Identifying Termites And Carpenter Ants

Carpenter ants and termites share a lot in common. They both destroy homes by chewing on wood. They both produce male and female reproductives that fly. And they are both insects. That means they have six legs, two antennae, and three body parts. But, when it comes to protecting a home from these invasive pests, it is more helpful to know the differences.

  • When it comes to destroying a home, carpenter ants have nothing on termites. Termites cost property owners billions of dollars each year in the United States, while carpenter ant damage is in the millions.

  • Termites eat wood. Carpenter ants do not. If your home has carpenter ants in it, you are likely to see sawdust as an evidence of their existence. These sawdust deposits may be found in piles on your basement floor, stuck to a wall, on a rafter, or in some other secluded space.

  • Termites live entirely inside the soil in your yard or in the wood of your home. You're not going to see these insects crawling around on your walls, or near your foundation, unless they are winged reproductives searching for a suitable site to create a new nest.

  • A termite and carpenter ant do not look the same. While both of these creatures are considered insects, the two have distinctly different body shapes. A carpenter ant has three distinct sections, with a pinch at its waist. A termite looks like it has only two body segments, with no pinch between its thorax and abdomen.

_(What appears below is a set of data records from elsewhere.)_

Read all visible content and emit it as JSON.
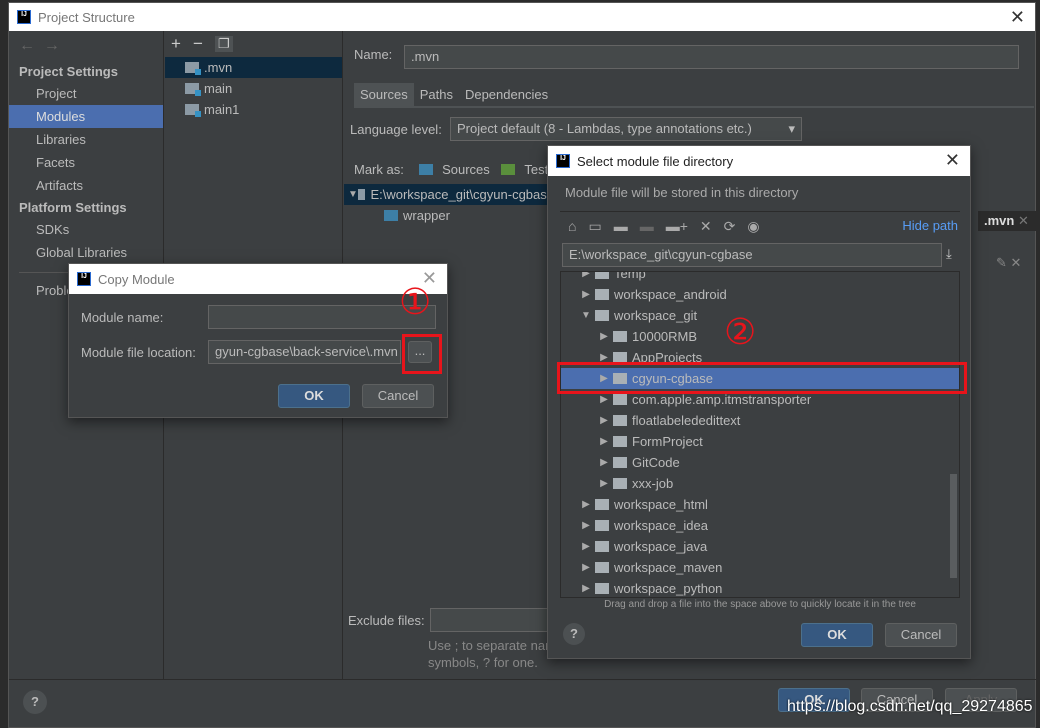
{
  "window": {
    "title": "Project Structure"
  },
  "sidebar": {
    "section1": "Project Settings",
    "items1": [
      "Project",
      "Modules",
      "Libraries",
      "Facets",
      "Artifacts"
    ],
    "section2": "Platform Settings",
    "items2": [
      "SDKs",
      "Global Libraries"
    ],
    "problems": "Problems"
  },
  "modules": [
    ".mvn",
    "main",
    "main1"
  ],
  "main": {
    "name_label": "Name:",
    "name_value": ".mvn",
    "tabs": [
      "Sources",
      "Paths",
      "Dependencies"
    ],
    "language_label": "Language level:",
    "language_value": "Project default",
    "language_hint": "(8 - Lambdas, type annotations etc.)",
    "mark_as": "Mark as:",
    "mark_sources": "Sources",
    "mark_tests": "Tests",
    "root_path": "E:\\workspace_git\\cgyun-cgbase",
    "child": "wrapper",
    "exclude_label": "Exclude files:",
    "hint1": "Use ; to separate name patterns, * for any number of",
    "hint2": "symbols, ? for one.",
    "side_tab": ".mvn"
  },
  "footer": {
    "ok": "OK",
    "cancel": "Cancel",
    "apply": "Apply",
    "help": "?"
  },
  "copy_module": {
    "title": "Copy Module",
    "name_label": "Module name:",
    "name_value": "",
    "location_label": "Module file location:",
    "location_value": "gyun-cgbase\\back-service\\.mvn",
    "browse": "...",
    "ok": "OK",
    "cancel": "Cancel",
    "annotation": "①"
  },
  "select_dir": {
    "title": "Select module file directory",
    "description": "Module file will be stored in this directory",
    "hide_path": "Hide path",
    "path": "E:\\workspace_git\\cgyun-cgbase",
    "annotation": "②",
    "tree": [
      {
        "label": "Temp",
        "level": 1,
        "state": "collapsed"
      },
      {
        "label": "workspace_android",
        "level": 1,
        "state": "collapsed"
      },
      {
        "label": "workspace_git",
        "level": 1,
        "state": "expanded"
      },
      {
        "label": "10000RMB",
        "level": 2,
        "state": "collapsed"
      },
      {
        "label": "AppProjects",
        "level": 2,
        "state": "collapsed"
      },
      {
        "label": "cgyun-cgbase",
        "level": 2,
        "state": "collapsed",
        "selected": true
      },
      {
        "label": "com.apple.amp.itmstransporter",
        "level": 2,
        "state": "collapsed"
      },
      {
        "label": "floatlabelededittext",
        "level": 2,
        "state": "collapsed"
      },
      {
        "label": "FormProject",
        "level": 2,
        "state": "collapsed"
      },
      {
        "label": "GitCode",
        "level": 2,
        "state": "collapsed"
      },
      {
        "label": "xxx-job",
        "level": 2,
        "state": "collapsed"
      },
      {
        "label": "workspace_html",
        "level": 1,
        "state": "collapsed"
      },
      {
        "label": "workspace_idea",
        "level": 1,
        "state": "collapsed"
      },
      {
        "label": "workspace_java",
        "level": 1,
        "state": "collapsed"
      },
      {
        "label": "workspace_maven",
        "level": 1,
        "state": "collapsed"
      },
      {
        "label": "workspace_python",
        "level": 1,
        "state": "collapsed"
      }
    ],
    "drag_hint": "Drag and drop a file into the space above to quickly locate it in the tree",
    "ok": "OK",
    "cancel": "Cancel",
    "help": "?"
  },
  "watermark": "https://blog.csdn.net/qq_29274865",
  "colors": {
    "selection": "#4b6eaf",
    "annotation_red": "#e8141b",
    "primary_button": "#365880",
    "link": "#589df6"
  }
}
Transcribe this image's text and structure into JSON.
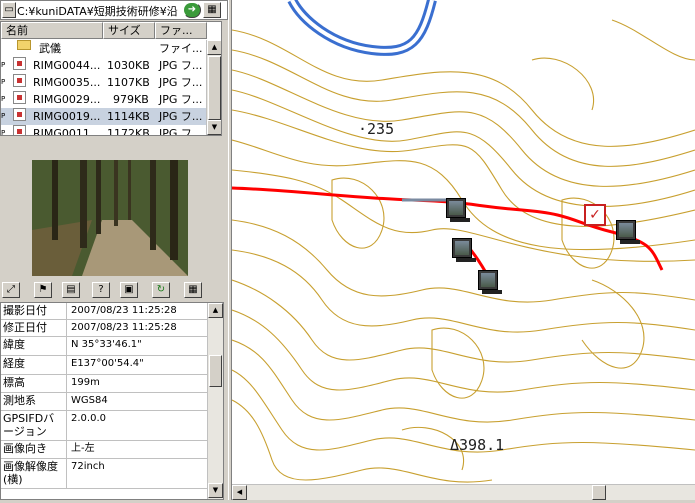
{
  "path": {
    "text": "C:¥kuniDATA¥短期技術研修¥沿"
  },
  "filelist": {
    "headers": {
      "name": "名前",
      "size": "サイズ",
      "type": "ファ..."
    },
    "folder": {
      "name": "武儀",
      "type": "ファイ..."
    },
    "files": [
      {
        "name": "RIMG0044...",
        "size": "1030KB",
        "type": "JPG フ..."
      },
      {
        "name": "RIMG0035...",
        "size": "1107KB",
        "type": "JPG フ..."
      },
      {
        "name": "RIMG0029...",
        "size": "979KB",
        "type": "JPG フ..."
      },
      {
        "name": "RIMG0019...",
        "size": "1114KB",
        "type": "JPG フ...",
        "selected": true
      },
      {
        "name": "RIMG0011...",
        "size": "1172KB",
        "type": "JPG フ..."
      }
    ]
  },
  "properties": [
    {
      "key": "撮影日付",
      "value": "2007/08/23 11:25:28"
    },
    {
      "key": "修正日付",
      "value": "2007/08/23 11:25:28"
    },
    {
      "key": "緯度",
      "value": "N 35°33'46.1\""
    },
    {
      "key": "経度",
      "value": "E137°00'54.4\""
    },
    {
      "key": "標高",
      "value": "199m"
    },
    {
      "key": "測地系",
      "value": "WGS84"
    },
    {
      "key": "GPSIFDバージョン",
      "value": "2.0.0.0"
    },
    {
      "key": "画像向き",
      "value": "上-左"
    },
    {
      "key": "画像解像度(横)",
      "value": "72inch"
    }
  ],
  "map": {
    "labels": {
      "elev1": "·235",
      "elev2": "Δ398.1"
    },
    "colors": {
      "contour": "#c8a030",
      "track": "#ff0000",
      "river": "#3a6fd0"
    }
  }
}
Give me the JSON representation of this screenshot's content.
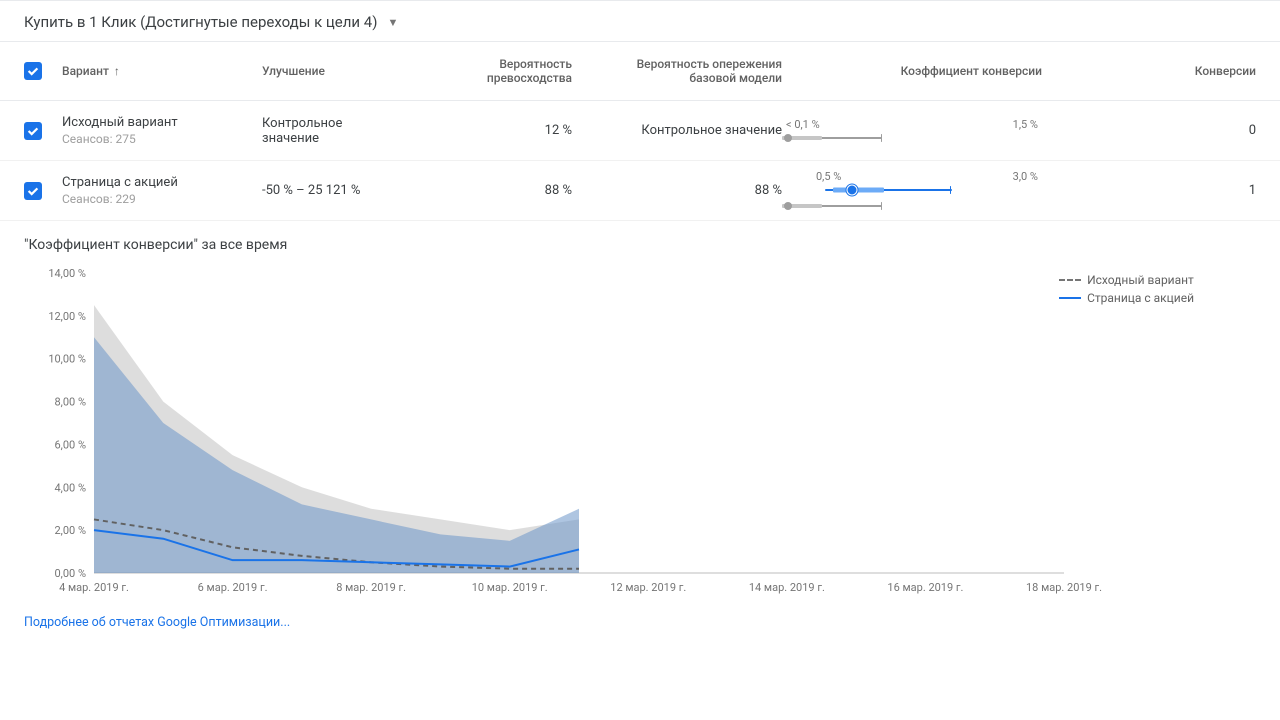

  • The antennae on carpenter ants have an elbow bend in them. Termite antennae are somewhat straight and look as though they are made up of several tiny balls stacked on top of each other.

  • Termite workers look like tiny pieces of yellow rice with legs. Carpenter ant workers can be between 6 and 12 mm in length, and have a hard black shell.

  • These two pests have different ways of invading your home. Subterranean termites tunnel through the soil in search of wood, sometimes as far as the length of a football field. Carpenter ants walk across the ground and crawl up vertical surfaces.

  • When a termite worker finds food, it consumes it and brings it back to the colony inside where it is shared through a process called trophallaxis. Carpenter ants carry food back to their colony.

  • Since termites eat wood, they do not require any other food source inside your home. Carpenter ants, on the other hand, may decide to scout your kitchen and pantry for potential food sources. This makes a carpenter ant infestation a little easier to detect.

  • Subterranean termites build tubes. Carpenter ants do not. Termites need moisture to live. For this reason, they will build mud tubes up the side of basement walls. These are sort of exterior tunnels that termites use to travel from the soil to their food source. Carpenter ants just crawl up your foundation walls. They have no need to protect themselves from dryness.

  • When ants find a food source, they will focus all of their efforts on attacking the one source. Each ant will lay down a pheromone scent as they return to the nest with food allowing other ants to locate that food source. Termite workers do not focus their efforts in this way. While they have trail pheromones like carpenter ants, subterranean termite workers do not drop everything they're doing and focus on one food source. Many workers will continue to forage in an area where food has been found. This constant foraging is a trait exploited by termite bait systems like the Sentricon® Termite Colony Elimination System.

There are many differences between termites and carpenter ants, but one thing is true about both: your home doesn't need either of these two wood-destroying organisms in it. If you live in our Pennsylvania service area, let Witt Pest Management protect your home from insects and wildlife that chew away at it. We're Pittsburgh's oldest and most advanced pest control company. You can trust our team of experts to keep your home, and your equity, safe.